Author: Tobias Klein
Publisher: No Starch Press
Audience: Would-be, White hat hackers
Reviewed by: Harry Fairhead
Before you buy this book thinking that it is all about the gentle and logical art of debugging you need to check the subtitle: A Guided Tour Through the Wilds of Software Security. Published in 2012, is it still relevant?
This is a book about finding vulnerabilities in existing code. Why would you want to do this? The main reason is to fashion exploits that get you inside the software for whatever purpose you might have. The reason given by the author is that you can earn cash and kudos by reporting the bugs you have found.
I need to say right at the start of this review that I'm not really interesting in earning money by finding or exploiting bugs. The reason I wanted to read this book was for the insight into how I might avoid such bugs in my own code. There is also a long history of books on hacking revealing really useful insights into the way that system software actually works. If you are an expert or wannabe expert on this sort of hacking, then just go and buy the book - it will fit into your personal world and ethos perfectly.
The book is composed of chapters that follow a repetitive diary format. The author outlines some bit of software that he plans to examine and some ideas about how a bug can be uncovered. He then goes on to explain what was found and how it was investigated. At the end the effect of the reported but is explained in great detail along with some follow up information.
The software covered ranges from apps to operating systems although there does seem to be a preference for media players and files. Chapter 1 explains some of the tools and ideas that are essential to the task. This doesn't go into any of the tools enough for you to make use of them. it is basically a list of apps.
Chapter 2 explains how a TiVo media format file can be made to crash the VLC player. The task of finding the bug is made easier by the availability of the source code. If you are new to this game then this is point at which you realize that finding such bugs involves endless hours of reading code, searching for data structures in files and putting it all together.
Chapter 3 moves on to look at a bug in Solaris - again the source code is available. Chapter 4 moves back to media in the form of FFmpeg and once again the source code can be downloaded. Chapter 5 tackles the WebEx conferencing applications and this time reverse engineering comes into the picture. Chapter 6 deepens the look at reverse engineering with a disassembly of a Windows driver. Next on to OSX and iOS in the form of an iPhone.
What you need to know is that there is a lot of information not covered by the book. First off, using the tools to disassemble and list interfaces etc is just mentioned in passing, there is some coverage in the appendices but not much; you are simply expected to know how to use them. In addition you are also expected to be an expert coder with C and assembler and to have a reasonably good grasp of the hardware. In short you need to know a lot to follow what is going on.
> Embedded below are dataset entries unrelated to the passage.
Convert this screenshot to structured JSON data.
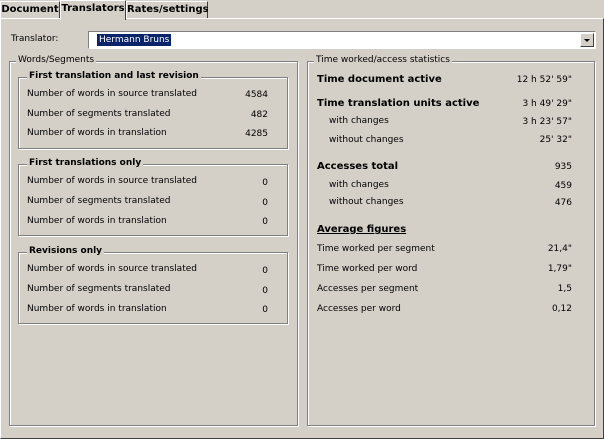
{
  "tabs": [
    "Document",
    "Translators",
    "Rates/settings"
  ],
  "translator": {
    "label": "Translator:",
    "value": "Hermann Bruns"
  },
  "words_segments": {
    "title": "Words/Segments",
    "groups": [
      {
        "title": "First translation and last revision",
        "rows": [
          {
            "label": "Number of words in source translated",
            "value": "4584"
          },
          {
            "label": "Number of segments translated",
            "value": "482"
          },
          {
            "label": "Number of words in translation",
            "value": "4285"
          }
        ]
      },
      {
        "title": "First translations only",
        "rows": [
          {
            "label": "Number of words in source translated",
            "value": "0"
          },
          {
            "label": "Number of segments translated",
            "value": "0"
          },
          {
            "label": "Number of words in translation",
            "value": "0"
          }
        ]
      },
      {
        "title": "Revisions only",
        "rows": [
          {
            "label": "Number of words in source translated",
            "value": "0"
          },
          {
            "label": "Number of segments translated",
            "value": "0"
          },
          {
            "label": "Number of words in translation",
            "value": "0"
          }
        ]
      }
    ]
  },
  "time_stats": {
    "title": "Time worked/access statistics",
    "time_document_active": {
      "label": "Time document active",
      "value": "12 h 52' 59\""
    },
    "time_units_active": {
      "label": "Time translation units active",
      "value": "3 h 49' 29\""
    },
    "units_with_changes": {
      "label": "with changes",
      "value": "3 h 23' 57\""
    },
    "units_without_changes": {
      "label": "without changes",
      "value": "25' 32\""
    },
    "accesses_total": {
      "label": "Accesses total",
      "value": "935"
    },
    "accesses_with_changes": {
      "label": "with changes",
      "value": "459"
    },
    "accesses_without_changes": {
      "label": "without changes",
      "value": "476"
    },
    "average_title": "Average figures",
    "time_per_segment": {
      "label": "Time worked per segment",
      "value": "21,4\""
    },
    "time_per_word": {
      "label": "Time worked per word",
      "value": "1,79\""
    },
    "accesses_per_segment": {
      "label": "Accesses per segment",
      "value": "1,5"
    },
    "accesses_per_word": {
      "label": "Accesses per word",
      "value": "0,12"
    }
  }
}
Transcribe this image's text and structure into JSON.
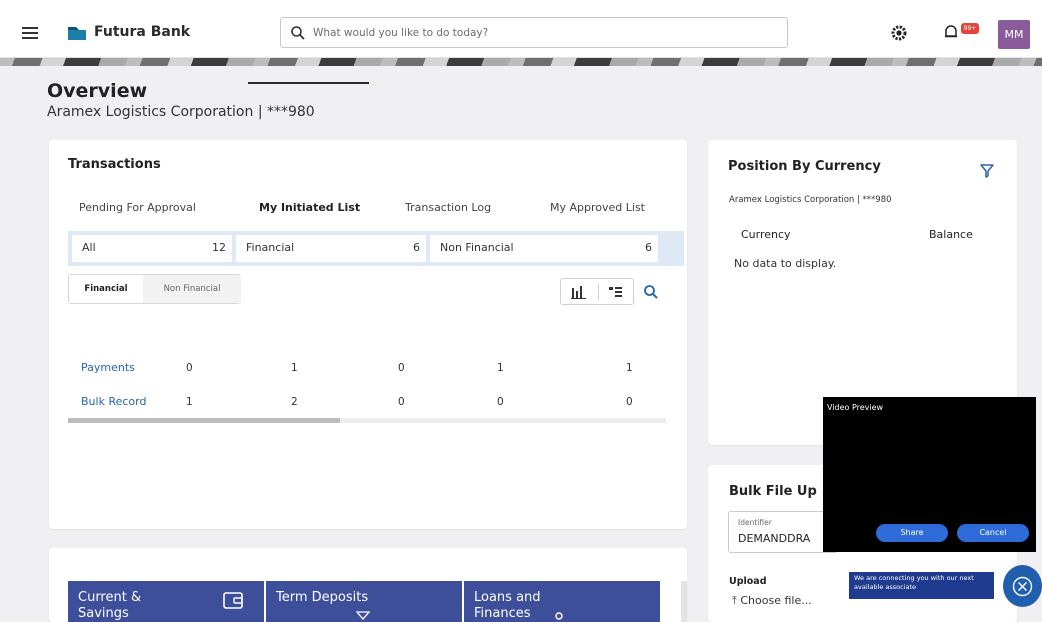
{
  "header": {
    "brand": "Futura Bank",
    "search_placeholder": "What would you like to do today?",
    "notification_badge": "99+",
    "avatar_initials": "MM"
  },
  "overview": {
    "title": "Overview",
    "subtitle": "Aramex Logistics Corporation | ***980"
  },
  "transactions": {
    "title": "Transactions",
    "tabs": [
      "Pending For Approval",
      "My Initiated List",
      "Transaction Log",
      "My Approved List"
    ],
    "active_tab": "My Initiated List",
    "summary": [
      {
        "label": "All",
        "count": "12"
      },
      {
        "label": "Financial",
        "count": "6"
      },
      {
        "label": "Non Financial",
        "count": "6"
      }
    ],
    "toggles": [
      "Financial",
      "Non Financial"
    ],
    "active_toggle": "Financial",
    "rows": [
      {
        "label": "Payments",
        "values": [
          "0",
          "1",
          "0",
          "1",
          "1"
        ]
      },
      {
        "label": "Bulk Record",
        "values": [
          "1",
          "2",
          "0",
          "0",
          "0"
        ]
      }
    ]
  },
  "position": {
    "title": "Position By Currency",
    "subtitle": "Aramex Logistics Corporation | ***980",
    "col_currency": "Currency",
    "col_balance": "Balance",
    "empty_text": "No data to display."
  },
  "bulk": {
    "title": "Bulk File Up",
    "identifier_label": "Identifier",
    "identifier_value": "DEMANDDRA",
    "upload_label": "Upload",
    "choose_file": "Choose file..."
  },
  "accounts": {
    "tiles": [
      {
        "label_line1": "Current &",
        "label_line2": "Savings"
      },
      {
        "label_line1": "Term Deposits",
        "label_line2": ""
      },
      {
        "label_line1": "Loans and",
        "label_line2": "Finances"
      }
    ]
  },
  "video": {
    "title": "Video Preview",
    "share_label": "Share",
    "cancel_label": "Cancel",
    "connecting_text": "We are connecting you with our next available associate"
  },
  "colors": {
    "accent": "#2866a8",
    "tile_bg": "#3d4f9a",
    "avatar_bg": "#8a5b9a",
    "badge": "#e2453c"
  }
}
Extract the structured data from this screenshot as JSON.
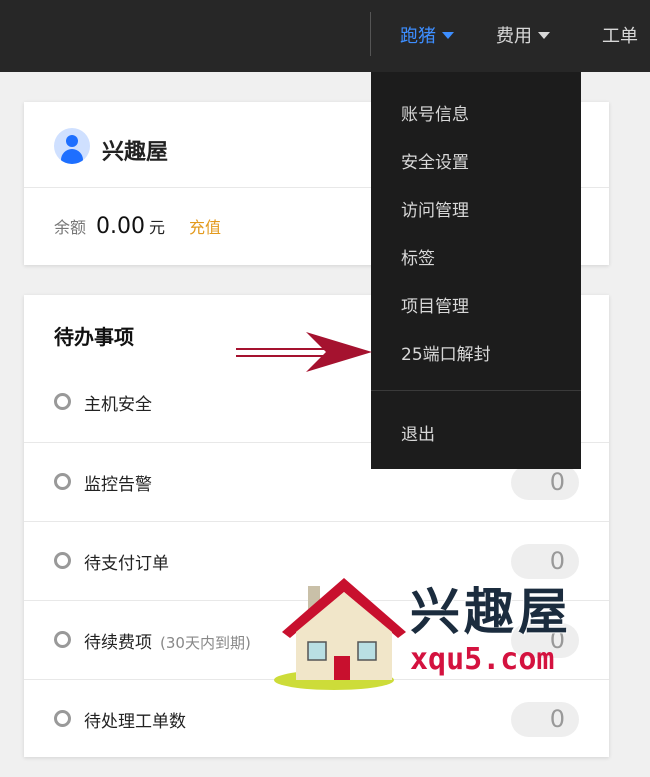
{
  "header": {
    "nav_user": "跑猪",
    "nav_fee": "费用",
    "nav_ticket": "工单"
  },
  "account": {
    "name": "兴趣屋",
    "balance_label": "余额",
    "balance_value": "0.00",
    "balance_unit": "元",
    "recharge_label": "充值"
  },
  "todo": {
    "title": "待办事项",
    "items": [
      {
        "label": "主机安全",
        "note": "",
        "count": ""
      },
      {
        "label": "监控告警",
        "note": "",
        "count": "0"
      },
      {
        "label": "待支付订单",
        "note": "",
        "count": "0"
      },
      {
        "label": "待续费项",
        "note": "(30天内到期)",
        "count": "0"
      },
      {
        "label": "待处理工单数",
        "note": "",
        "count": "0"
      }
    ]
  },
  "dropdown": {
    "items": [
      {
        "label": "账号信息"
      },
      {
        "label": "安全设置"
      },
      {
        "label": "访问管理"
      },
      {
        "label": "标签"
      },
      {
        "label": "项目管理"
      },
      {
        "label": "25端口解封"
      }
    ],
    "logout_label": "退出"
  },
  "watermark": {
    "title": "兴趣屋",
    "url": "xqu5.com"
  },
  "colors": {
    "topbar_bg": "#272727",
    "active_nav": "#3d8eff",
    "dropdown_bg": "#1c1c1c",
    "recharge": "#e39a1d",
    "arrow": "#a5122f",
    "watermark_url": "#d4123f"
  },
  "icons": {
    "avatar": "user-avatar-icon",
    "nav_caret": "caret-down-icon",
    "todo_bullet": "circle-outline-icon",
    "pointer": "right-arrow-icon",
    "house": "house-icon"
  }
}
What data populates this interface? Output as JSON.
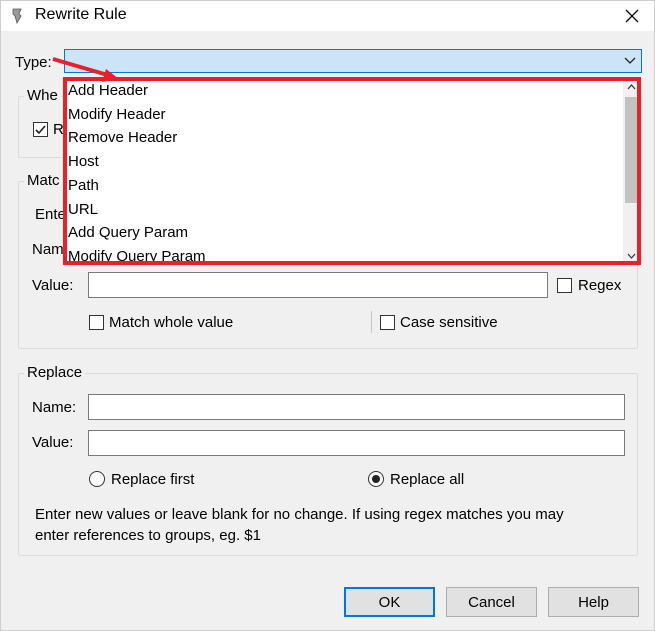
{
  "window": {
    "title": "Rewrite Rule",
    "icon": "app-icon",
    "close_icon": "close-icon"
  },
  "type_field": {
    "label": "Type:",
    "selected_value": "",
    "arrow_icon": "chevron-down-icon"
  },
  "dropdown": {
    "options": [
      "Add Header",
      "Modify Header",
      "Remove Header",
      "Host",
      "Path",
      "URL",
      "Add Query Param",
      "Modify Query Param"
    ],
    "scroll_up_icon": "chevron-up-icon",
    "scroll_down_icon": "chevron-down-icon"
  },
  "where_group": {
    "title": "Whe",
    "checkbox_label": "R",
    "checked": true
  },
  "match_group": {
    "title": "Matc",
    "enter_label": "Ente",
    "name_label": "Nam",
    "value_label": "Value:",
    "regex_label": "Regex",
    "match_whole_label": "Match whole value",
    "case_sensitive_label": "Case sensitive"
  },
  "replace_group": {
    "title": "Replace",
    "name_label": "Name:",
    "value_label": "Value:",
    "replace_first_label": "Replace first",
    "replace_all_label": "Replace all",
    "selected": "replace_all",
    "hint": "Enter new values or leave blank for no change. If using regex matches you may",
    "hint2": "enter references to groups, eg. $1"
  },
  "buttons": {
    "ok": "OK",
    "cancel": "Cancel",
    "help": "Help"
  },
  "colors": {
    "highlight": "#e8202a",
    "accent": "#0078d7",
    "combo_bg": "#cce4f7"
  }
}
The thought that if you really do know this much then there are better things to do with your time kept on occurring to me. Seeking bugs in this way is a terrible waste of talent. Perhaps building some tools to automate the discovery of such bugs would be a better occupation.
The book also doesn't explain how to make use of the bugs. Once the author has demonstrated how feeding a particular file to the program causes it to crash with a particular bit pattern on the stack then that's job done. How to use such a crash to take control of the app and the entire machine is not explained - presumably for legal reasons relating to German hacking laws. There are lots of references to videos that the author has made that do explain how to exploit the bugs.
At the end of the day did it teach me to write code that was harder to hack?
Not really as the first defence is to write correct code that doesn't contain the potential for null pointers and stack overflows - which is a tough task but not a revelation. My second thought is that having the code seemed to make the task much easier and I'm still pondering the implications of this.
This is a very technical book in what it expects of its reader. It is, however, written in a conversational style that is easy to read and which covers up the hours of work that must have gone into many of the steps described. If you know a lot about hardware, assembler and C but little about finding this sort of bug then the book will be a revelation to you. However, it really all boils down to - look at the code and see if you can find potential stack overflow or null pointer, then find a way to make it happen. The difficulties are all in having enough understanding to follow through. In practice you are going to have to spend a lot of very boring time looking at disassemblies and wondering what some variable or chunk of code is all about - it doesn't sound like fun.
Finally, five year's after publication does this title still have relevance. Well things have moved on a lot so the case studies may seem unfamiliar and dated. On the other hand as it presents the code the book is self contained and the same principles apply and so does my conclusion.
If you want to get involved in this sort of work, then this is a unique insider view of how it all works.
Author: Mark Geddes
Publisher: No Starch Press
Reviewer: Harry Fairhead The Arduino can be fun, but only if you have some ideas what to do with it - this book provides 25.
- Beginning C# 6.0 Programming with Visual Studio 2015
- Build an HTML5 Game
- Secure Coding in C and C++ 2nd Edition
- Access 2016 Programming By Example With VBA, XML And ASP
- Attacking Network Protocols
- Data Structures and Algorithms in C++: Pocket Primer
- Apache Flume 2nd Ed